The sky and all that lies in the
dimension above it will cease to exist.
The dead know nothing of life,
and the living will never die.
When you consume that which is already
dead, you are turning it back into life.
So then, when you, too, emerge
back into the Light
what will you do?
For on the day when you
were created one
you also became two,
but when you come to realize your
what will you do?
Translation: Lynn Bauman in The Gospel of Thomas:
Wisdom of the Twin
The First Response:
Along the single stem of the fern,
the flat, elongated leaves pair up,
marching down the spine to the tiniest
a triangular tongue sipping the breeze.
Out of the riled waves,
a rare gray whale breaches
and falls into mystery again.
The dead mouse is eaten by the chicken,
who in turn,
lays my breakfast—see it now
Journey through Logos:
In many ways, the Gospel of Thomas challenges our rational and linear mind. Notice how the above logion links together seemingly disparate statements? But when we shift our lens a little and read it as poetry, then the meaning that resonates between the statements becomes a great deal more interesting. This shift, the ability to read metaphorically into the literal, is the challenge and delight of working with this particular piece of scripture. By its very construction, it asks us to practice the very twoness-within-oneness that Yeshua is trying to convey. Our binary minds like to dance with “either/ors” rather than the softer and more global “neither/and”.
Death and life seem like two, but through the singular act of transformation (eating for instance, burning with fire for another) they are united. The Eaten is the Eater. The fire is the burnt thing. The process is truly like breathing; one beat, the air is outside of us and separate. We inhale, and air and our body dance as one. We exhale our single breath out into the world again, the individual and the world once again united. In, out, in, out. One-two-one-two. We can break the process down like this, but all is simply energy exchange, held in a container of our awareness.
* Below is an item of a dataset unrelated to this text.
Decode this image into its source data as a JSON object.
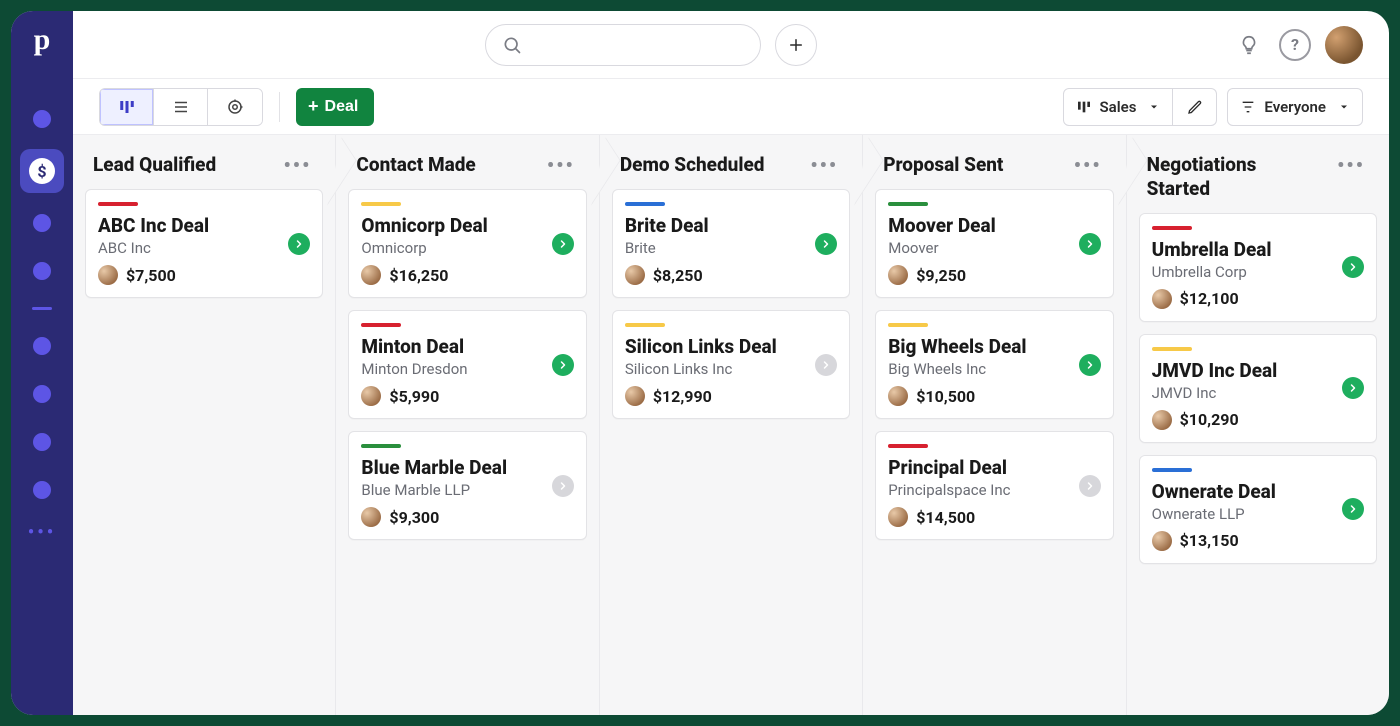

The God that Yeshua points to here is not a being at all—it is being itself and it is not just stillness! It is the very movement of life. To enter into an understanding of that life, to find the Kingdom around and within us (one, two—can you catch it?), we have only to pay attention and transcend preferring one way of looking to another.
Hokmah’s Symphonic Note:
Neti-Neti: Not this, not this!
"I am the thread that runs through all these pearls”... Such are the different pearls, and God is the thread that runs through all of them; most people, however, are entirely unconscious of it.
The sacrifice Itself is the spirit. Spirit and oblation are one. It is the spirit Itself which is sacrificed in Its own fire.
First, find a pencil. Look at it carefully. Then, notice how you can hold your eyes on just the eraser of the pencil. Breathe for a while, really seeing this one thing. Notice that then, the eraser itself begins to separate into pixels of light and dark, smudges, damage, round surfaces and smooth. In what way are oneness and twoness conventions of language and attention rather than reality?
To Search means to pay attention to the breath-like dance of the two and the one, finally asking what is the movement of those distinctions Itself?
You can find Kim's entire commentary on the Gospel of Thomas in Kindle, paperback and audio formats by clicking on this link: